What may have been intended as a Political statement about the actions of the Labour Group in the Council has been seen by other Councillors and Council Officers in the Chamber to be an unwarranted personal attack on a fellow Councillor. The Panel is satisfied that there is no evidence to support an accusation or an imputation that Bailie Todd had acted inappropriately in relation to the contract being awarded.
The Panel notes there was a controversial motion being put forward by the SNP Group; that there was tension between the political parties in the Chamber and that this was the Respondent’s first major political speech. This may have impacted on the quality of the delivery of the speech and how it was heard. On the balance of probabilities, however, the Panel accepts that the majority of witnesses state they were able to hear the words said.
The Panel considers there is no doubt that the remarks in the speech brought a noisy and emotional response from some Councillors and provoked demands for withdrawal and apology. The Panel notes however that the remarks in the speech were seen to be highly disrespectful by a number of council officers as well as Councillors.
Whilst the Respondent had comprehensively researched media reports and based his speech on their content, he had failed to do what could be reasonably expected of a Councillor: for example to clarify whether Bailie Todd had been involved in any of the procedures leading to the award of the contract for taxis or whether any other material or allegations, other than media reports, were in existence. This failure indicates at best carelessness or at worst an intention, to imply that Bailie Todd had used his position to act acted inappropriately as a Councillor. In either case the Panel is satisfied in considering this evidence that it shows the Respondent was disrespectful to Bailie Todd.

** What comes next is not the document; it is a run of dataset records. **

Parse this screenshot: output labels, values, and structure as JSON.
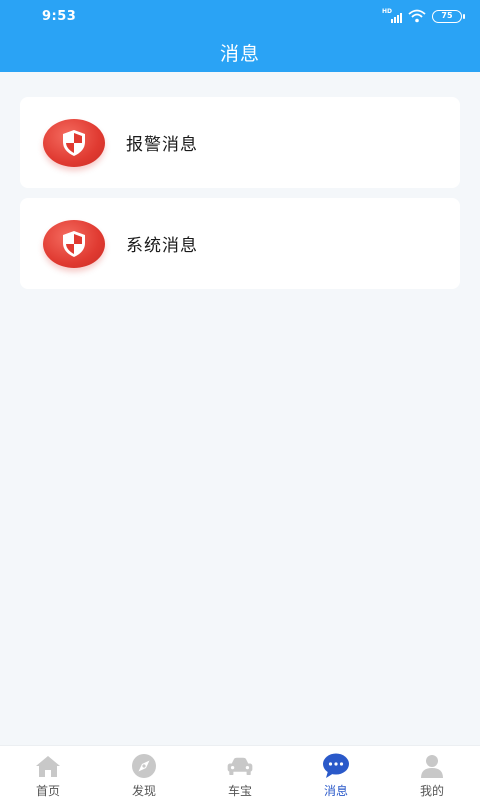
{
  "status_bar": {
    "time": "9:53",
    "signal_label": "HD",
    "battery": "75"
  },
  "header": {
    "title": "消息"
  },
  "messages": [
    {
      "label": "报警消息",
      "icon": "shield-icon"
    },
    {
      "label": "系统消息",
      "icon": "shield-icon"
    }
  ],
  "tabbar": {
    "tabs": [
      {
        "label": "首页",
        "icon": "home-icon"
      },
      {
        "label": "发现",
        "icon": "compass-icon"
      },
      {
        "label": "车宝",
        "icon": "car-icon"
      },
      {
        "label": "消息",
        "icon": "chat-icon",
        "active": true
      },
      {
        "label": "我的",
        "icon": "person-icon"
      }
    ]
  },
  "colors": {
    "primary": "#2aa3f5",
    "active_tab": "#2a59c9",
    "icon_red": "#e03a31",
    "inactive_icon": "#c8c8c8"
  }
}
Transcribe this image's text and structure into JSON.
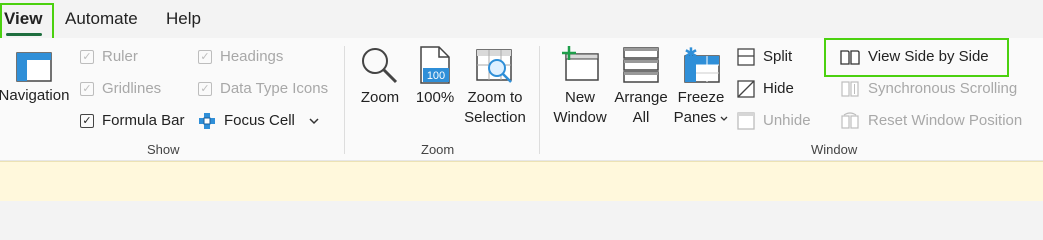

For these reasons the Hearing Panel conclude that the Respondent has breached Paragraph 3.14 of the Councillor’s Code of Conduct.
The decision of the Panel is to censure Councillor Turner under the terms of the Ethical Standards in Public Life etc. (Scotland Act) 2000 Section 19(1)(a).
Reasons for Sanction
The panel does not consider Councillor Turner acted intentionally. Whilst he had conducted his research, the Panel believes his speech was misconceived despite receiving advice from his more experienced colleagues.
Councillor Turner is reported as a hard working councillor who has been in his role for a relatively short time and is not well experienced. This was his first major speech.
We agree with the statement by the Public Standards Commissioner that Councillor Turner considerably mitigated his position by his open and genuine recognition of the evidence given concerning the effect of his speech on Bailie Todd and publicly expressed his regret.
The Panel wishes to acknowledge that Cllr Turner conducted himself with dignity and honesty during the Hearing.
The attention of the Respondent is drawn to Section 22 of the Ethical Standards in Public Life etc. (Scotland) Act 2000 which details the Right of Appeal in respect of this Decision against the finding or the sanction imposed.